Unfortunately for parents the day will come when your sweet baby turns into a toddler who has just discovered the thrill of saying the word "no". Children transition into this phase around the age of two, when their brains are undergoing rapid change.
Don't worry – you are not alone in this struggle! Parents can take comfort in the fact that almost every child discovers the beauty of the word "no" at some point during their development. Fortunately it's just a phase. Children are testing boundaries as they work out exactly how much they can get away with. With the correct techniques, you can nip it in the bud and turn that "no" into a "yes!".
Many parents may be wondering how their child could have transformed so rapidly but it's all a part of the developmental process during their early years! All children are different and will go through the "no" phase with different intensities depending on their personalities.
No matter how much your child loves the word, with the right techniques you can successfully make it through the "no" years.
Here are some tips for surviving the "no" phase.
- Minimise "no" in your vocabulary. Leading by example and reducing your use of the word "no" within the household is an effective way to ease you child out of the "no" phase. If you find yourself often using the word "no" as you're immediate reaction you should reflect on this. Instead of saying "no - you can't have any chocolate," try saying "you can have chocolate after you finish your lunch." The more positive language you use, the more likely your child will be to pick up on this.
- Avoid reacting. When you react to a word you give it power. It can be difficult to mask your feelings, particularly when your child first starts dropping the "no" bomb. While you don't want to want to let your child get away with disobedience, sometimes you'll need to pick your battles. If you ask your child to go brush their teeth before bed and they refuse, ignore them, don't react and try again in ten minutes.
- Give them choices. Rather than ordering your child to complete a task, offer them a choice. Doing this removes the opportunity for them to say "no". For example, if your child is refusing to eat the meals you cook for them, try saying "would you prefer chicken or sausages for dinner?" By passing the decision over to them, they'll be more likely to eat the meal, as they will feel like they've played a part in the process.
- Reward "yes" behaviour. While it may be a rarity during the "no" phase, when your child does occasionally utter that sought after "yes" make sure to praise them! Even during the most difficult of phases, children feel a sense of satisfaction when they please their parents. Rewarding "yes" behaviour and ignoring the use of the word "no" will reinforce positive language in the household.
- Explain the situation. Often taking the time to explain to your child why they can't say "no" can help them understand that by doing so, they are hurting themselves. For example, if your child is refusing to wash their hands, you can try saying "I know you don't want to wash your hands but if you don't you could get sick and have to go to the doctor."
- Be patient!

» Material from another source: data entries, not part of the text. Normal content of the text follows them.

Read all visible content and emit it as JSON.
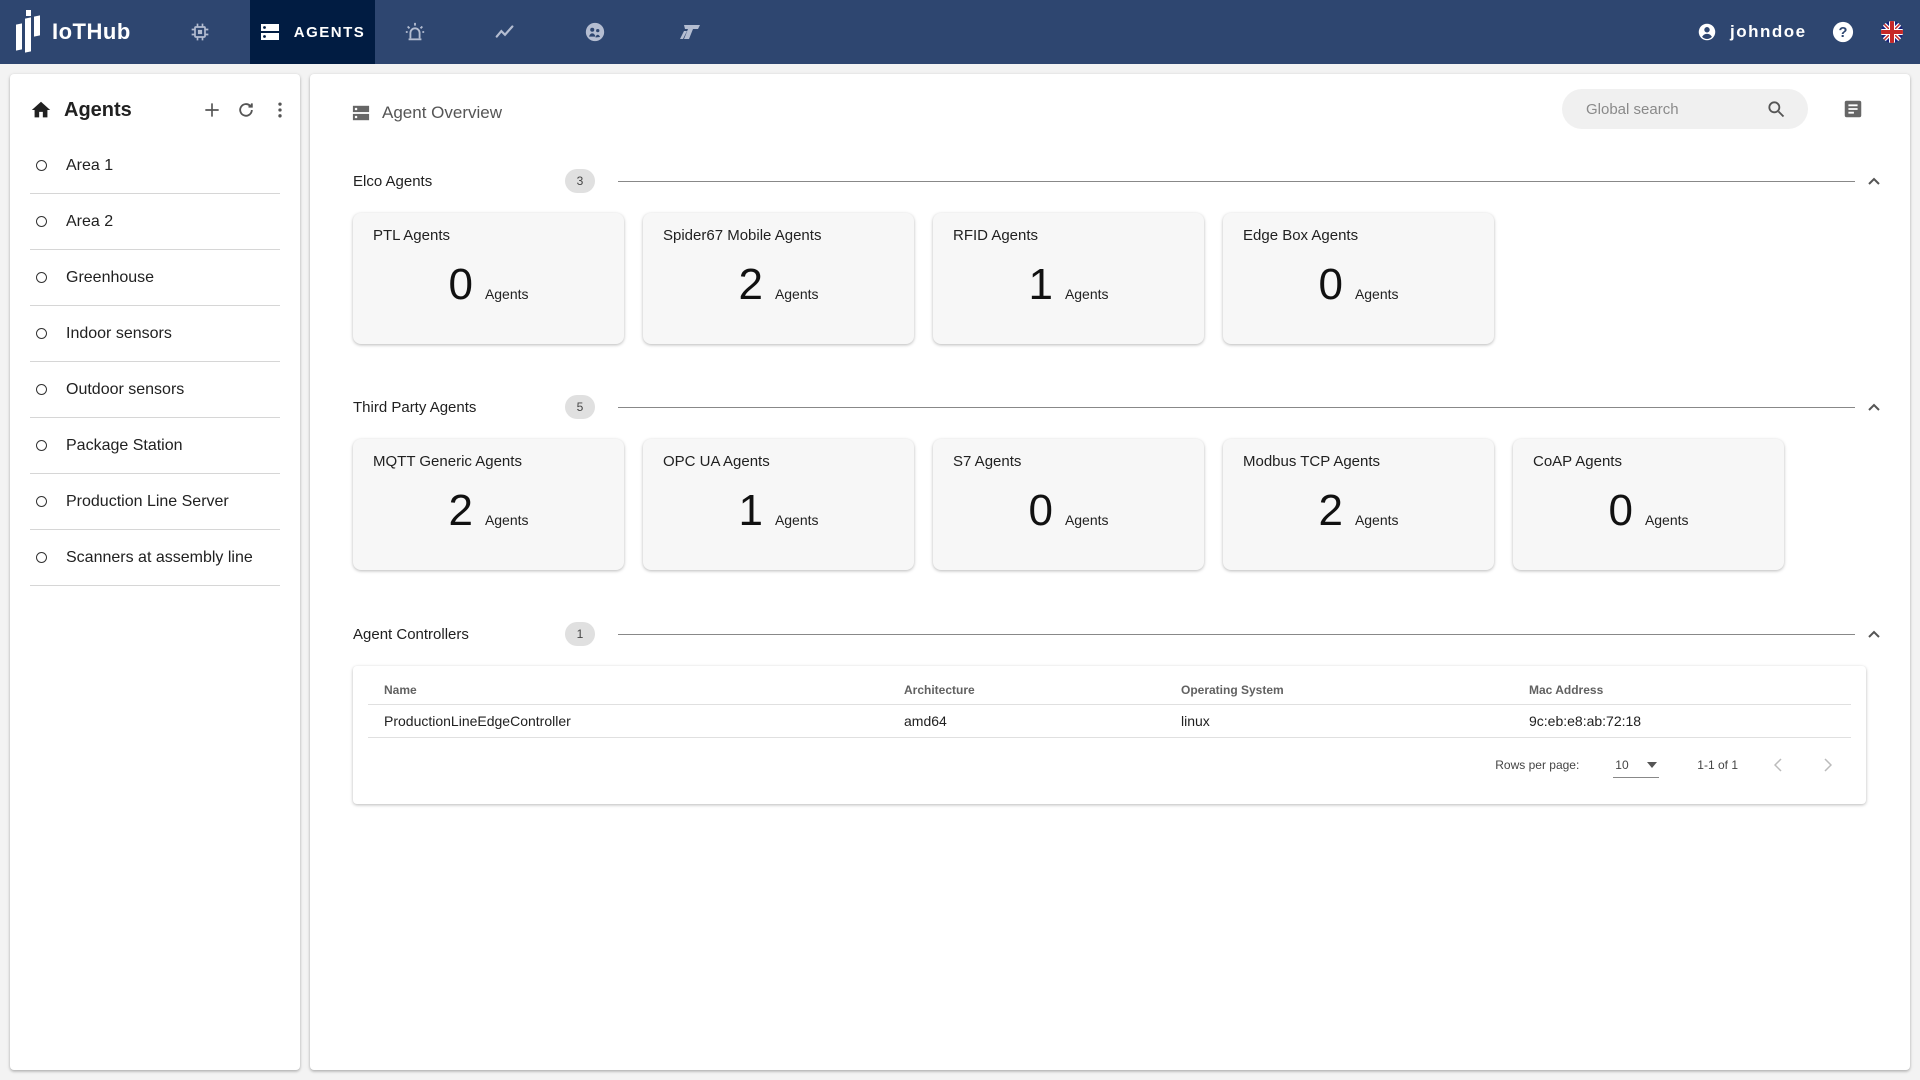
{
  "app": {
    "name": "IoTHub"
  },
  "nav": {
    "tabs": [
      {
        "id": "devices",
        "icon": "chip-icon",
        "label": ""
      },
      {
        "id": "agents",
        "icon": "agents-icon",
        "label": "AGENTS",
        "active": true
      },
      {
        "id": "alarms",
        "icon": "alarm-siren-icon",
        "label": ""
      },
      {
        "id": "analytics",
        "icon": "trend-line-icon",
        "label": ""
      },
      {
        "id": "users",
        "icon": "user-group-icon",
        "label": ""
      },
      {
        "id": "integrations",
        "icon": "brand-logo-icon",
        "label": ""
      }
    ],
    "user": "johndoe",
    "language": "en-GB"
  },
  "colors": {
    "nav_bg": "#2e4670",
    "nav_active": "#011c42"
  },
  "sidebar": {
    "title": "Agents",
    "items": [
      {
        "label": "Area 1"
      },
      {
        "label": "Area 2"
      },
      {
        "label": "Greenhouse"
      },
      {
        "label": "Indoor sensors"
      },
      {
        "label": "Outdoor sensors"
      },
      {
        "label": "Package Station"
      },
      {
        "label": "Production Line Server"
      },
      {
        "label": "Scanners at assembly line"
      }
    ]
  },
  "main": {
    "title": "Agent Overview",
    "search": {
      "placeholder": "Global search",
      "value": ""
    },
    "sections": [
      {
        "title": "Elco Agents",
        "count": "3",
        "cards": [
          {
            "title": "PTL Agents",
            "count": "0",
            "unit": "Agents"
          },
          {
            "title": "Spider67 Mobile Agents",
            "count": "2",
            "unit": "Agents"
          },
          {
            "title": "RFID Agents",
            "count": "1",
            "unit": "Agents"
          },
          {
            "title": "Edge Box Agents",
            "count": "0",
            "unit": "Agents"
          }
        ]
      },
      {
        "title": "Third Party Agents",
        "count": "5",
        "cards": [
          {
            "title": "MQTT Generic Agents",
            "count": "2",
            "unit": "Agents"
          },
          {
            "title": "OPC UA Agents",
            "count": "1",
            "unit": "Agents"
          },
          {
            "title": "S7 Agents",
            "count": "0",
            "unit": "Agents"
          },
          {
            "title": "Modbus TCP Agents",
            "count": "2",
            "unit": "Agents"
          },
          {
            "title": "CoAP Agents",
            "count": "0",
            "unit": "Agents"
          }
        ]
      },
      {
        "title": "Agent Controllers",
        "count": "1",
        "table": {
          "columns": [
            "Name",
            "Architecture",
            "Operating System",
            "Mac Address"
          ],
          "rows": [
            [
              "ProductionLineEdgeController",
              "amd64",
              "linux",
              "9c:eb:e8:ab:72:18"
            ]
          ],
          "rows_per_page_label": "Rows per page:",
          "rows_per_page": "10",
          "range": "1-1 of 1"
        }
      }
    ]
  }
}
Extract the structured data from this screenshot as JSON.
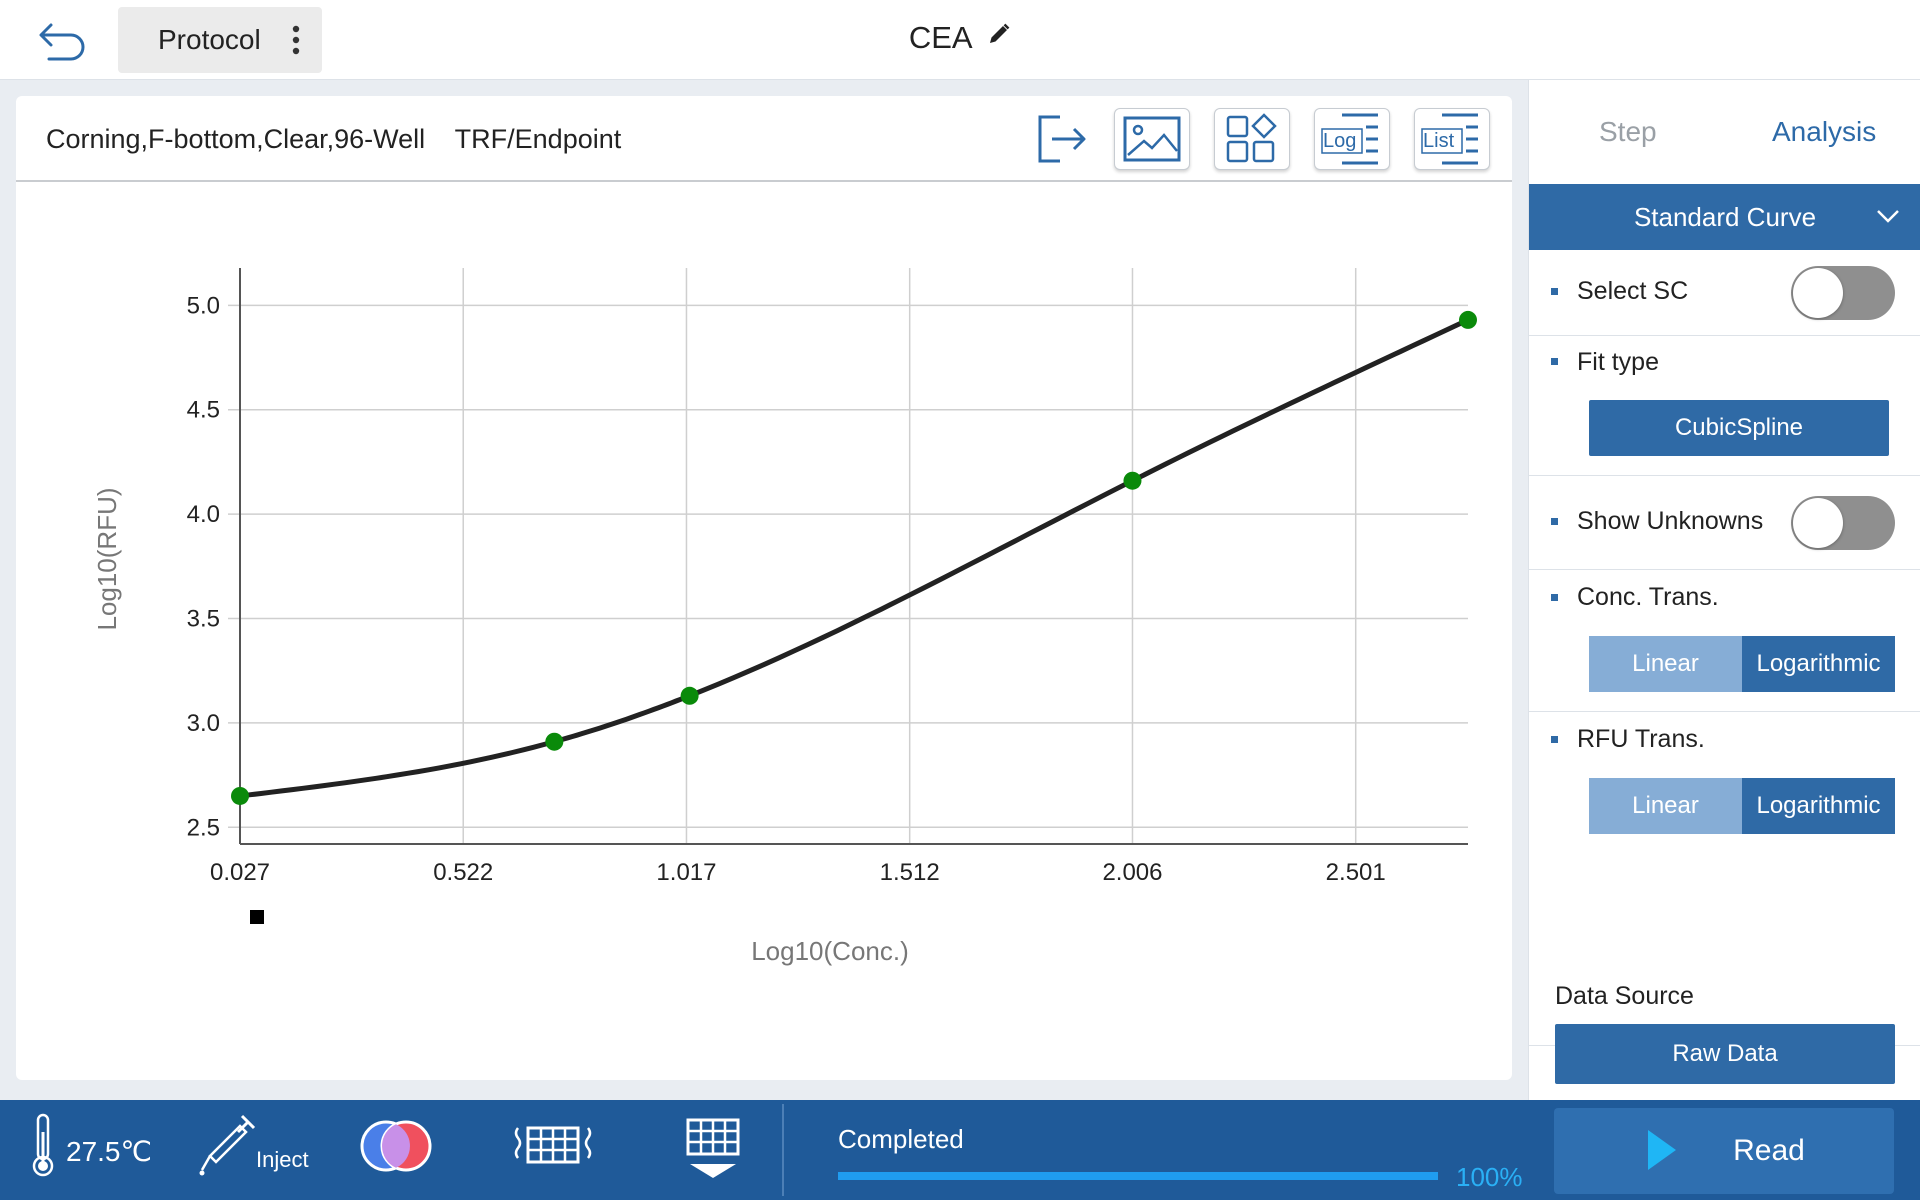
{
  "header": {
    "protocol_label": "Protocol",
    "title": "CEA"
  },
  "plate": {
    "plate_type": "Corning,F-bottom,Clear,96-Well",
    "read_mode": "TRF/Endpoint"
  },
  "toolbar": {
    "log_label": "Log",
    "list_label": "List"
  },
  "chart_data": {
    "type": "line",
    "xlabel": "Log10(Conc.)",
    "ylabel": "Log10(RFU)",
    "x_ticks": [
      "0.027",
      "0.522",
      "1.017",
      "1.512",
      "2.006",
      "2.501"
    ],
    "y_ticks": [
      "2.5",
      "3.0",
      "3.5",
      "4.0",
      "4.5",
      "5.0"
    ],
    "xlim": [
      0.027,
      2.75
    ],
    "ylim": [
      2.42,
      5.15
    ],
    "grid": true,
    "fit": "CubicSpline",
    "points": [
      {
        "x": 0.027,
        "y": 2.65
      },
      {
        "x": 0.724,
        "y": 2.91
      },
      {
        "x": 1.024,
        "y": 3.13
      },
      {
        "x": 2.006,
        "y": 4.16
      },
      {
        "x": 2.75,
        "y": 4.93
      }
    ],
    "point_color": "#0a8a0a",
    "curve_color": "#222222"
  },
  "panel": {
    "tab_step": "Step",
    "tab_analysis": "Analysis",
    "analysis_type": "Standard Curve",
    "select_sc_label": "Select SC",
    "fit_type_label": "Fit type",
    "fit_type_value": "CubicSpline",
    "show_unknowns_label": "Show Unknowns",
    "conc_trans_label": "Conc. Trans.",
    "rfu_trans_label": "RFU Trans.",
    "linear_label": "Linear",
    "logarithmic_label": "Logarithmic",
    "data_source_label": "Data Source",
    "data_source_value": "Raw Data"
  },
  "footer": {
    "temperature": "27.5℃",
    "inject_label": "Inject",
    "status": "Completed",
    "progress": 1.0,
    "progress_label": "100%",
    "read_label": "Read"
  }
}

It can seem like the dreaded "no" phase will never end but don't worry, it's completely normal and your child will eventually transition out of it. Generally children tend to grow out of the "no" phase around the age of three. You may feel helpless but it is just a phase that all parents have to deal with at some point during their child's development.
It's important to remember that this phase isn't a reflection of your parenting! How your child behaves towards you in the "no" period doesn't convey how they actually feel. Your child is showing the first signs of independence. You may forever feel like you are battling a torrent of "nos", but luckily young children have short attention spans and will eventually move onto a new word or phase.
Next time your fiery little toddler throws the word "no" at you, remember to relax, breathe and try some of these techniques.
Dr Anna Cohen is one of Sydney's leading child clinical psychologists. She can be contacted at Kids & Co. www.kidsandco.com.au